Moving to a new home, especially a long distance away, can be a difficult time for anyone. An unfamiliar living space, new community, new school or workplace, and potential climate difference can all add up to put stress on both individuals and families. As adults, we can see past the temporary adjustment period to a time when things will settle down and we will feel more comfortable. For a small child, this concept is out of their grasp, therefore it is important to be very reassuring and understanding of your child’s emotions during this time.

A move can be very disorienting to a child. Some will become very clingy to parents and siblings because they are familiar and feel safe. This may result in requests to sleep in their parent’s bed, be held more often, or a refusal to perform tasks they used to do independently (such a reverting to diapers for a previously potty-trained toddler, for example).

Some ideas to help the move go more smoothly are to read books that involve moving to a new home. There are some great books out there recommended by Scholastic, such as “A House for Hermit Crab” and “Goodbye House” that are perfect for ages two through six. Older kids will enjoy family-favorites “The Berenstain Bears’ Moving Day” or “Alexander, Who’s Not (Do You Hear Me? I Mean It!) Going to Move.”

Another helpful tactic is to act out moving with the child’s favorite toys. For example, you could take a doll house and move it to a different location in your home, then rearrange the toy furniture and engage in a dialogue with your child about how the toys feel being in a new place. If doll houses aren’t your kid’s thing, try it out with Hot Wheels and a toy garage, a play kitchen set, or even building a fort out of couch cushions in different rooms.

About a month before you move, consider making a memory box or memory book of your old home. Gather things like leaves from the yard, pictures of the house (both inside and outside), pictures friends and neighbors, even a paper napkin from your family’s favorite restaurant. Then, if possible, take a preview trip to the new home and capture pictures of it, show the child where their new bedroom will be, and scope out the local playground and library.

Be sure to accentuate the positive by talking about how exciting it is, new discoveries, different points of view, and emphasizing how much fun it is to make new friends. Be reassuring that mommy and daddy are going to live there, too, and that your family is in this together. Point out that all of the child’s toys, furniture, clothes, etc. will also be making the move with him. Consistency is very important for young children. However, don’t gloss over the fact that there will be some sadness and feelings of missing the old home and friends.
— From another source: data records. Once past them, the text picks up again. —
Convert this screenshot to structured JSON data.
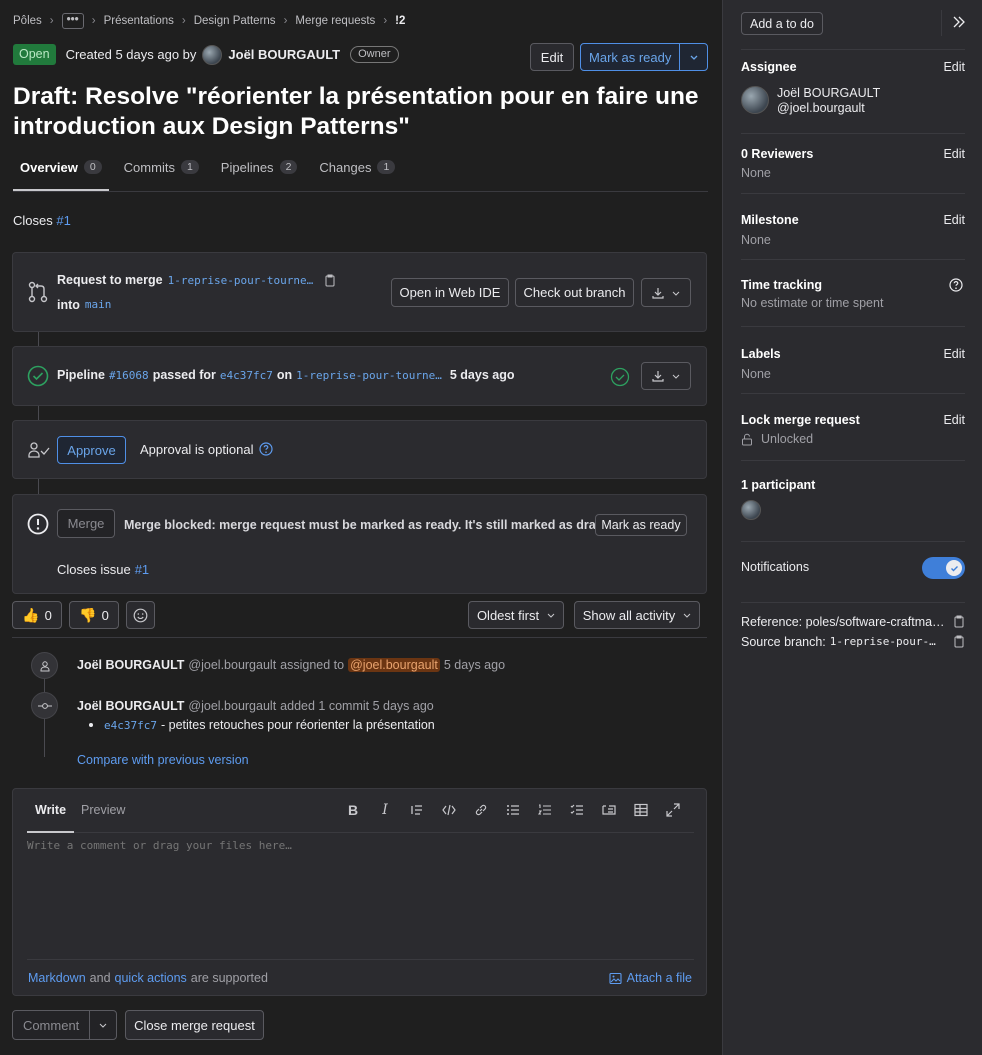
{
  "breadcrumbs": [
    "Pôles",
    "•••",
    "Présentations",
    "Design Patterns",
    "Merge requests",
    "!2"
  ],
  "header": {
    "status": "Open",
    "created": "Created 5 days ago by",
    "author": "Joël BOURGAULT",
    "role": "Owner",
    "edit_label": "Edit",
    "mark_ready_label": "Mark as ready"
  },
  "title": "Draft: Resolve \"réorienter la présentation pour en faire une introduction aux Design Patterns\"",
  "tabs": [
    {
      "label": "Overview",
      "count": "0"
    },
    {
      "label": "Commits",
      "count": "1"
    },
    {
      "label": "Pipelines",
      "count": "2"
    },
    {
      "label": "Changes",
      "count": "1"
    }
  ],
  "closes": {
    "text": "Closes",
    "ref": "#1"
  },
  "merge_request": {
    "request_text": "Request to merge",
    "source_branch": "1-reprise-pour-tourne…",
    "into_text": "into",
    "target_branch": "main",
    "open_ide": "Open in Web IDE",
    "checkout": "Check out branch"
  },
  "pipeline": {
    "label": "Pipeline",
    "id": "#16068",
    "passed_for": "passed for",
    "commit": "e4c37fc7",
    "on": "on",
    "branch": "1-reprise-pour-tourne…",
    "time": "5 days ago"
  },
  "approval": {
    "button": "Approve",
    "text": "Approval is optional"
  },
  "merge": {
    "button": "Merge",
    "blocked": "Merge blocked: merge request must be marked as ready. It's still marked as draft.",
    "mark_ready": "Mark as ready",
    "closes_issue": "Closes issue",
    "issue_ref": "#1"
  },
  "reactions": {
    "thumbs_up": "0",
    "thumbs_down": "0"
  },
  "activity": {
    "sort": "Oldest first",
    "filter": "Show all activity"
  },
  "events": [
    {
      "author": "Joël BOURGAULT",
      "handle": "@joel.bourgault",
      "action": "assigned to",
      "mention": "@joel.bourgault",
      "time": "5 days ago"
    },
    {
      "author": "Joël BOURGAULT",
      "handle": "@joel.bourgault",
      "action": "added 1 commit 5 days ago",
      "commit": "e4c37fc7",
      "commit_msg": "- petites retouches pour réorienter la présentation",
      "compare": "Compare with previous version"
    }
  ],
  "comment_box": {
    "write_tab": "Write",
    "preview_tab": "Preview",
    "placeholder": "Write a comment or drag your files here…",
    "markdown": "Markdown",
    "and": "and",
    "quick_actions": "quick actions",
    "supported": "are supported",
    "attach": "Attach a file"
  },
  "footer": {
    "comment": "Comment",
    "close_mr": "Close merge request"
  },
  "sidebar": {
    "todo": "Add a to do",
    "assignee": {
      "title": "Assignee",
      "edit": "Edit",
      "name": "Joël BOURGAULT",
      "handle": "@joel.bourgault"
    },
    "reviewers": {
      "title": "0 Reviewers",
      "edit": "Edit",
      "value": "None"
    },
    "milestone": {
      "title": "Milestone",
      "edit": "Edit",
      "value": "None"
    },
    "time_tracking": {
      "title": "Time tracking",
      "value": "No estimate or time spent"
    },
    "labels": {
      "title": "Labels",
      "edit": "Edit",
      "value": "None"
    },
    "lock": {
      "title": "Lock merge request",
      "edit": "Edit",
      "value": "Unlocked"
    },
    "participants": {
      "title": "1 participant"
    },
    "notifications": {
      "title": "Notifications",
      "enabled": true
    },
    "reference": "Reference: poles/software-craftma…",
    "source_branch_label": "Source branch:",
    "source_branch": "1-reprise-pour-…"
  },
  "colors": {
    "accent": "#4f8fe6",
    "success": "#2da160",
    "open_badge": "#217a3c"
  }
}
Explain to your child that it is OK to feel this way, that you also have those same feelings sometimes, and talk about and engage in activities to help overcome that sadness.